It's finally happened. Facebook is finally forcing everyone to download a separate Facebook Messenger app or forever hold you group conversations and dirty photo sharing elsewhere. And while the company has been threatening the change for the better part of a year, the switch came as quite a shock to many this week as users began to discover they were unable to read their Facebook messages without installing the separate messenger app. Of course, the flagship Facebook app will still alert you when you have unread messages, but in order to access them, you'll have to install the new app.

While integration with the official Facebook app is incredibly streamlined, still, it seems the Internet is jumping mad about the fact they are being forced into this second app download. While some have found themselves caught up in the privacy fear, uncertainty and doubt message the media has spread about the new app, the biggest pain in everyone's side seems to be the coercive nature of this new mandatory Facebook messenger app. Particularly for those running older devices with limited space for additional apps.

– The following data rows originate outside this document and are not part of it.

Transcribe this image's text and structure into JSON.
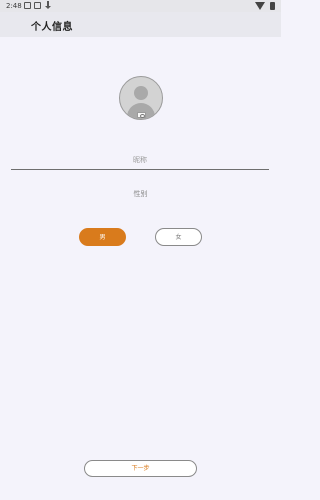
{
  "status_bar": {
    "time": "2:48",
    "icons": [
      "notification-icon",
      "notification-icon",
      "download-icon",
      "wifi-icon",
      "battery-icon"
    ]
  },
  "app_bar": {
    "title": "个人信息"
  },
  "profile": {
    "avatar_icon": "default-avatar-icon",
    "camera_icon": "camera-icon"
  },
  "form": {
    "nickname_placeholder": "昵称",
    "nickname_value": "",
    "gender_label": "性别",
    "male_label": "男",
    "female_label": "女",
    "selected_gender": "男",
    "next_label": "下一步"
  },
  "colors": {
    "accent": "#d97b1c",
    "background": "#f4f3fb",
    "app_bar": "#e8e8ee"
  }
}
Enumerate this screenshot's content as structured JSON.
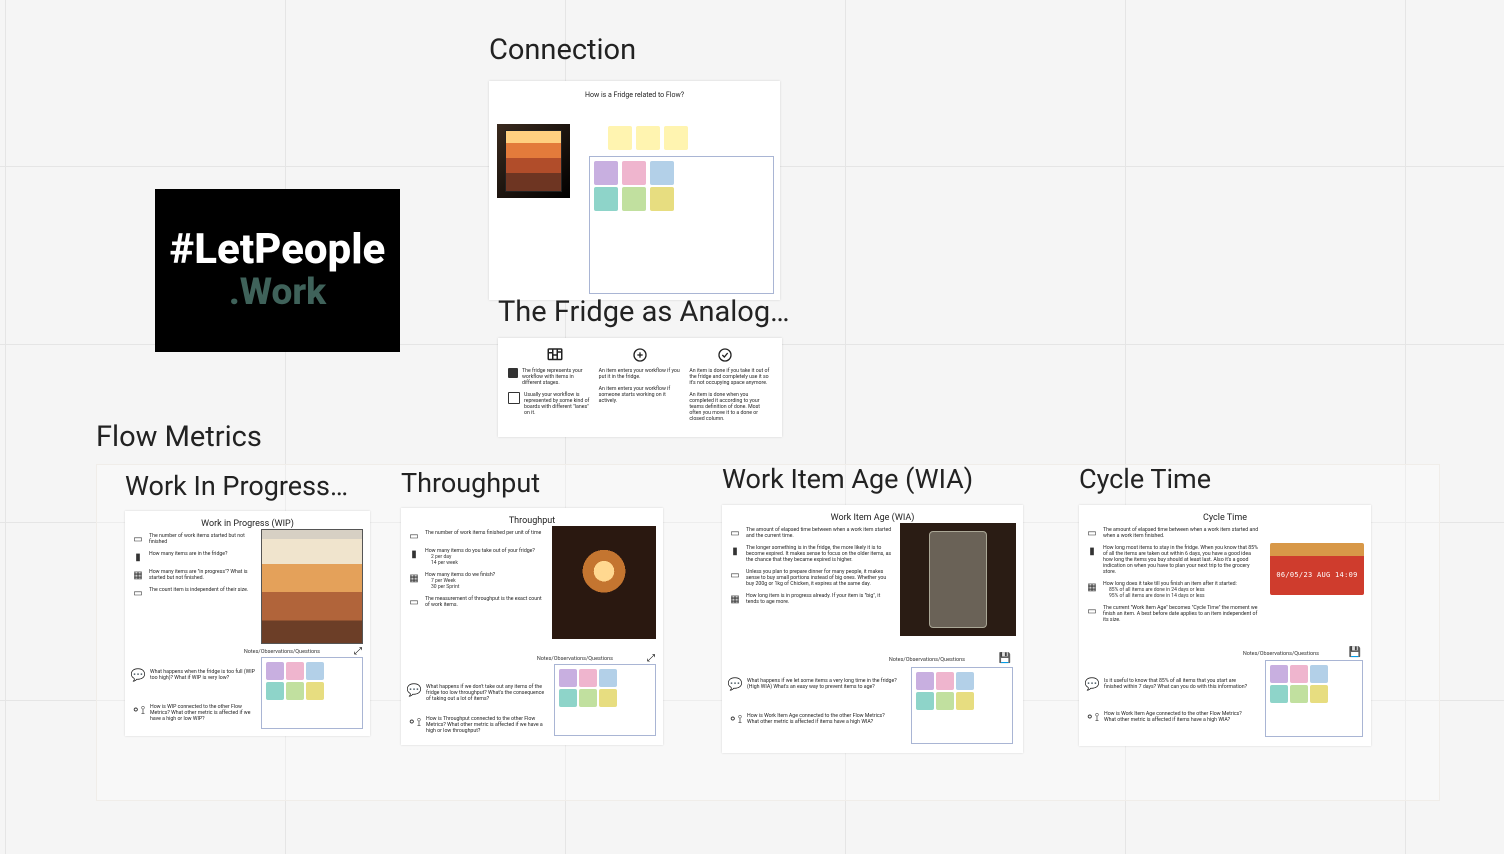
{
  "logo": {
    "line1": "#LetPeople",
    "line2": ".Work"
  },
  "sections": {
    "connection": "Connection",
    "analogy": "The Fridge as Analog…",
    "flow": "Flow Metrics"
  },
  "connection": {
    "header": "How is a Fridge related to Flow?"
  },
  "analogy": {
    "col1a": "The fridge represents your workflow with items in different stages.",
    "col1b": "Usually your workflow is represented by some kind of boards with different \"lanes\" on it.",
    "col2a": "An item enters your workflow if you put it in the fridge.",
    "col2b": "An item enters your workflow if someone starts working on it actively.",
    "col3a": "An item is done if you take it out of the fridge and completely use it so it's not occupying space anymore.",
    "col3b": "An item is done when you completed it according to your teams definition of done. Most often you move it to a done or closed column."
  },
  "metrics": {
    "wip": {
      "heading": "Work In Progress…",
      "title": "Work in Progress (WIP)",
      "b1": "The number of work items started but not finished",
      "b2": "How many items are in the fridge?",
      "b3": "How many items are \"in progress\"? What is started but not finished.",
      "b4": "The count item is independent of their size.",
      "q1": "What happens when the fridge is too full (WIP too high)? What if WIP is very low?",
      "q2": "How is WIP connected to the other Flow Metrics? What other metric is affected if we have a high or low WIP?",
      "notes": "Notes/Observations/Questions"
    },
    "tp": {
      "heading": "Throughput",
      "title": "Throughput",
      "b1": "The number of work items finished per unit of time",
      "b2": "How many items do you take out of your fridge?",
      "b2s": "2 per day\n14 per week",
      "b3": "How many items do we finish?",
      "b3s": "7 per Week\n30 per Sprint",
      "b4": "The measurement of throughput is the exact count of work items.",
      "q1": "What happens if we don't take out any items of the fridge too low throughput? What's the consequence of taking out a lot of items?",
      "q2": "How is Throughput connected to the other Flow Metrics? What other metric is affected if we have a high or low throughput?",
      "notes": "Notes/Observations/Questions"
    },
    "wia": {
      "heading": "Work Item Age (WIA)",
      "title": "Work Item Age (WIA)",
      "b1": "The amount of elapsed time between when a work item started and the current time.",
      "b2": "The longer something is in the fridge, the more likely it is to become expired. It makes sense to focus on the older items, as the chance that they became expired is higher.",
      "b3": "Unless you plan to prepare dinner for many people, it makes sense to buy small portions instead of big ones. Whether you buy 200g or 1kg of Chicken, it expires at the same day.",
      "b4": "How long item is in progress already. If your item is \"big\", it tends to age more.",
      "q1": "What happens if we let some items a very long time in the fridge? (High WIA) What's an easy way to prevent items to age?",
      "q2": "How is Work Item Age connected to the other Flow Metrics? What other metric is affected if items have a high WIA?",
      "notes": "Notes/Observations/Questions"
    },
    "ct": {
      "heading": "Cycle Time",
      "title": "Cycle Time",
      "b1": "The amount of elapsed time between when a work item started and when a work item finished.",
      "b2": "How long most items to stay in the fridge. When you know that 85% of all the items are taken out within 6 days, you have a good idea how long the items you buy should at least last. Also it's a good indication on when you have to plan your next trip to the grocery store.",
      "b3": "How long does it take till you finish an item after it started:",
      "b3s": "85% of all items are done in 24 days or less\n95% of all items are done in 14 days or less",
      "b4": "The current \"Work Item Age\" becomes \"Cycle Time\" the moment we finish an item. A best before date applies to an item independent of its size.",
      "stamp": "06/05/23 AUG 14:09",
      "q1": "Is it useful to know that 85% of all items that you start are finished within 7 days? What can you do with this information?",
      "q2": "How is Work Item Age connected to the other Flow Metrics? What other metric is affected if items have a high WIA?",
      "notes": "Notes/Observations/Questions"
    }
  }
}
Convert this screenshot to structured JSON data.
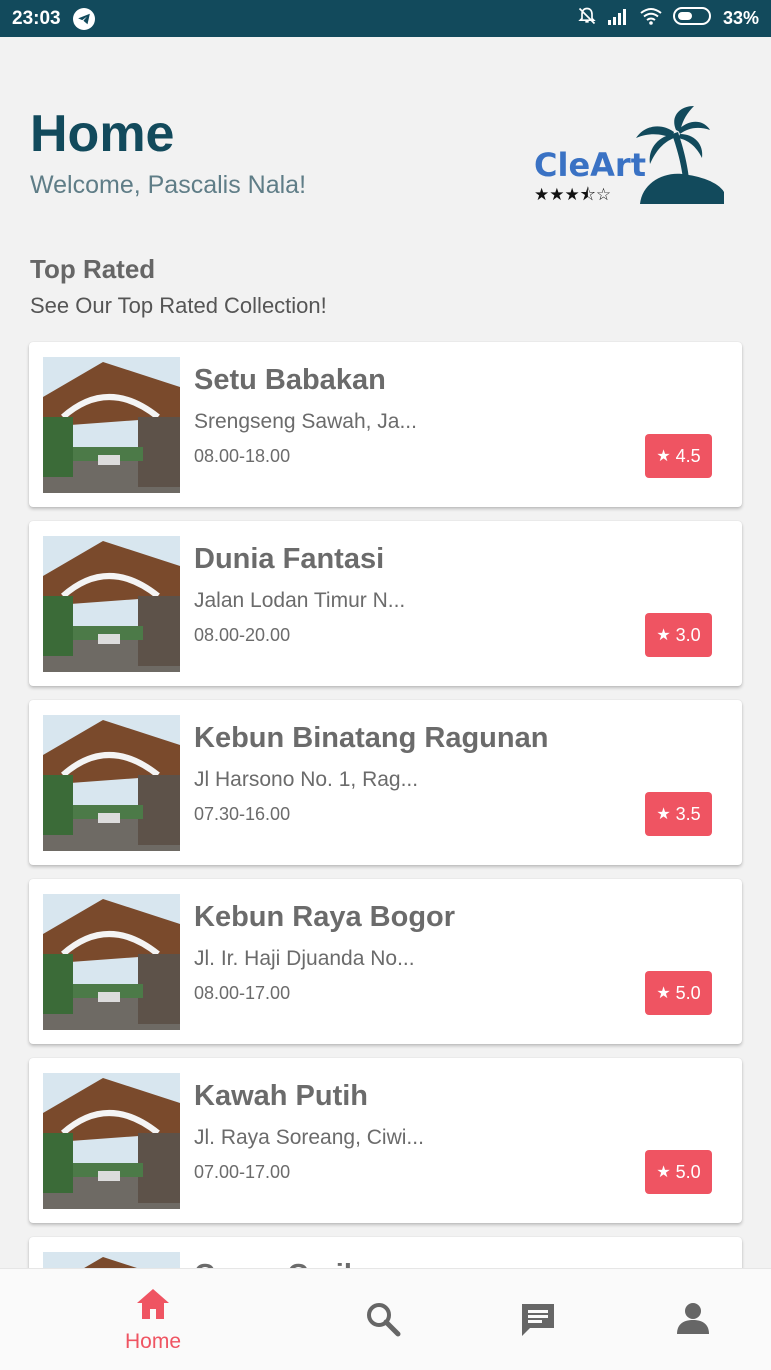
{
  "status_bar": {
    "time": "23:03",
    "battery": "33%"
  },
  "header": {
    "title": "Home",
    "welcome": "Welcome, Pascalis Nala!"
  },
  "logo": {
    "text": "CleArt",
    "stars": "★★★⯪☆"
  },
  "section": {
    "title": "Top Rated",
    "subtitle": "See Our Top Rated Collection!"
  },
  "places": [
    {
      "name": "Setu Babakan",
      "address": "Srengseng Sawah, Ja...",
      "hours": "08.00-18.00",
      "rating": "4.5"
    },
    {
      "name": "Dunia Fantasi",
      "address": "Jalan Lodan Timur N...",
      "hours": "08.00-20.00",
      "rating": "3.0"
    },
    {
      "name": "Kebun Binatang Ragunan",
      "address": "Jl Harsono No. 1, Rag...",
      "hours": "07.30-16.00",
      "rating": "3.5"
    },
    {
      "name": "Kebun Raya Bogor",
      "address": "Jl. Ir.  Haji Djuanda No...",
      "hours": "08.00-17.00",
      "rating": "5.0"
    },
    {
      "name": "Kawah Putih",
      "address": "Jl. Raya Soreang, Ciwi...",
      "hours": "07.00-17.00",
      "rating": "5.0"
    },
    {
      "name": "Curug Cerik",
      "address": "",
      "hours": "",
      "rating": ""
    }
  ],
  "nav": {
    "home": "Home"
  },
  "colors": {
    "primary": "#124a5c",
    "accent": "#ef5462",
    "logo_blue": "#3a72c4"
  },
  "icons": [
    "telegram-icon",
    "mute-icon",
    "signal-icon",
    "wifi-icon",
    "battery-icon",
    "star-icon",
    "home-icon",
    "search-icon",
    "chat-icon",
    "profile-icon"
  ]
}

Why Facebook is requiring Messenger for chat

Facebook, however, continues to assert the second messenger app is a good thing, as it will bring users any number of new and updated features, making the messaging experience even more fulfilling.

According to the company, the antiquated software that handles messages in the main Facebook app needed to be revamped and with the new app, it can be more easily customized.

"We deliver the messages to you a lot more than quickly before. As your friends get on Messenger, they actually respond 20 percent faster than they did before," said Peter Martinazzi, the product manager for Facebook Messenger, in an interview last spring.

In addition, Facebook's Messenger also touts bringing numerous coveted features that have been a part of other popular messaging apps to include stickers, video and more. Users can also opt to give Facebook access to all of the numbers in your phone contact list, allowing the app to send messages to anyone on that list who has a Facebook account.

There are some incredibly useful features too like the ability to set up groups of contacts for a particular topic. But for some, these benefits don't seem to effectively outweigh the aggravation of being forced into installing the second app. Just check out some of the responses from twitter users who recently discovered the Facebook Messenger app is now mandatory.

Twitter reacts to mandatory Facebook Messenger App roll-out